- **WORK REQUIRED**
This exercise calls for printing every record exactly once more.
-- AVAILABLE RECORDS follows --
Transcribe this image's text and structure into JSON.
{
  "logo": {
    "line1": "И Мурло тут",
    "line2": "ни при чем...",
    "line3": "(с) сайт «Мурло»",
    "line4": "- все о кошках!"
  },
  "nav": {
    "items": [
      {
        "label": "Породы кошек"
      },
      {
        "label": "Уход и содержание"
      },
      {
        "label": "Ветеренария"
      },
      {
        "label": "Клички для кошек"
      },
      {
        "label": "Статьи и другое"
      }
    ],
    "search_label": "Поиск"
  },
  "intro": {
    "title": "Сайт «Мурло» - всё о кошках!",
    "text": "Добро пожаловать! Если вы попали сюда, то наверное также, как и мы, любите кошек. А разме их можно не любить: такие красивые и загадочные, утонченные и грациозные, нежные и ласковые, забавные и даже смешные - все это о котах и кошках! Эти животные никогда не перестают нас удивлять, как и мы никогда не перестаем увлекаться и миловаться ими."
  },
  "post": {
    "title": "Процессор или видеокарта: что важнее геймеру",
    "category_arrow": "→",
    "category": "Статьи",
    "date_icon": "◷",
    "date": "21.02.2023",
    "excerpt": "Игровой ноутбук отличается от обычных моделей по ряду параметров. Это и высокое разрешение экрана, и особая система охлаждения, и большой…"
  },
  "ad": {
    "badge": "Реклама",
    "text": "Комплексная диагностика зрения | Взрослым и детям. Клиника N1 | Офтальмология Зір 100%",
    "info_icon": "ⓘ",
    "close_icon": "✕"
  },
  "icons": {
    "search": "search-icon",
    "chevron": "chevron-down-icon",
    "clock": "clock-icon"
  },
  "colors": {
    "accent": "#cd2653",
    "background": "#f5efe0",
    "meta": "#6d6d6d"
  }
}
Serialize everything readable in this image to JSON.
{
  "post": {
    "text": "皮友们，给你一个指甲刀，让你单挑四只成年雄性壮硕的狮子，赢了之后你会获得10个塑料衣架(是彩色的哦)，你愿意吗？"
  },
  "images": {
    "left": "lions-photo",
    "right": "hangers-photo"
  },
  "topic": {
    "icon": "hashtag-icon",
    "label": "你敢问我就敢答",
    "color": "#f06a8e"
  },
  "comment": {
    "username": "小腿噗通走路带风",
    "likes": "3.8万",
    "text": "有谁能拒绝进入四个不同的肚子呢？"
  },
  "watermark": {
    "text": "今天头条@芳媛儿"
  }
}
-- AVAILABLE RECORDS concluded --
- **EXERCISE ANSWER**
Transcribe this image's text and structure into JSON.
{
  "logo": {
    "line1": "И Мурло тут",
    "line2": "ни при чем...",
    "line3": "(с) сайт «Мурло»",
    "line4": "- все о кошках!"
  },
  "nav": {
    "items": [
      {
        "label": "Породы кошек"
      },
      {
        "label": "Уход и содержание"
      },
      {
        "label": "Ветеренария"
      },
      {
        "label": "Клички для кошек"
      },
      {
        "label": "Статьи и другое"
      }
    ],
    "search_label": "Поиск"
  },
  "intro": {
    "title": "Сайт «Мурло» - всё о кошках!",
    "text": "Добро пожаловать! Если вы попали сюда, то наверное также, как и мы, любите кошек. А разме их можно не любить: такие красивые и загадочные, утонченные и грациозные, нежные и ласковые, забавные и даже смешные - все это о котах и кошках! Эти животные никогда не перестают нас удивлять, как и мы никогда не перестаем увлекаться и миловаться ими."
  },
  "post": {
    "title": "Процессор или видеокарта: что важнее геймеру",
    "category_arrow": "→",
    "category": "Статьи",
    "date_icon": "◷",
    "date": "21.02.2023",
    "excerpt": "Игровой ноутбук отличается от обычных моделей по ряду параметров. Это и высокое разрешение экрана, и особая система охлаждения, и большой…"
  },
  "ad": {
    "badge": "Реклама",
    "text": "Комплексная диагностика зрения | Взрослым и детям. Клиника N1 | Офтальмология Зір 100%",
    "info_icon": "ⓘ",
    "close_icon": "✕"
  },
  "icons": {
    "search": "search-icon",
    "chevron": "chevron-down-icon",
    "clock": "clock-icon"
  },
  "colors": {
    "accent": "#cd2653",
    "background": "#f5efe0",
    "meta": "#6d6d6d"
  }
}
Serialize everything readable in this image to JSON.
{
  "post": {
    "text": "皮友们，给你一个指甲刀，让你单挑四只成年雄性壮硕的狮子，赢了之后你会获得10个塑料衣架(是彩色的哦)，你愿意吗？"
  },
  "images": {
    "left": "lions-photo",
    "right": "hangers-photo"
  },
  "topic": {
    "icon": "hashtag-icon",
    "label": "你敢问我就敢答",
    "color": "#f06a8e"
  },
  "comment": {
    "username": "小腿噗通走路带风",
    "likes": "3.8万",
    "text": "有谁能拒绝进入四个不同的肚子呢？"
  },
  "watermark": {
    "text": "今天头条@芳媛儿"
  }
}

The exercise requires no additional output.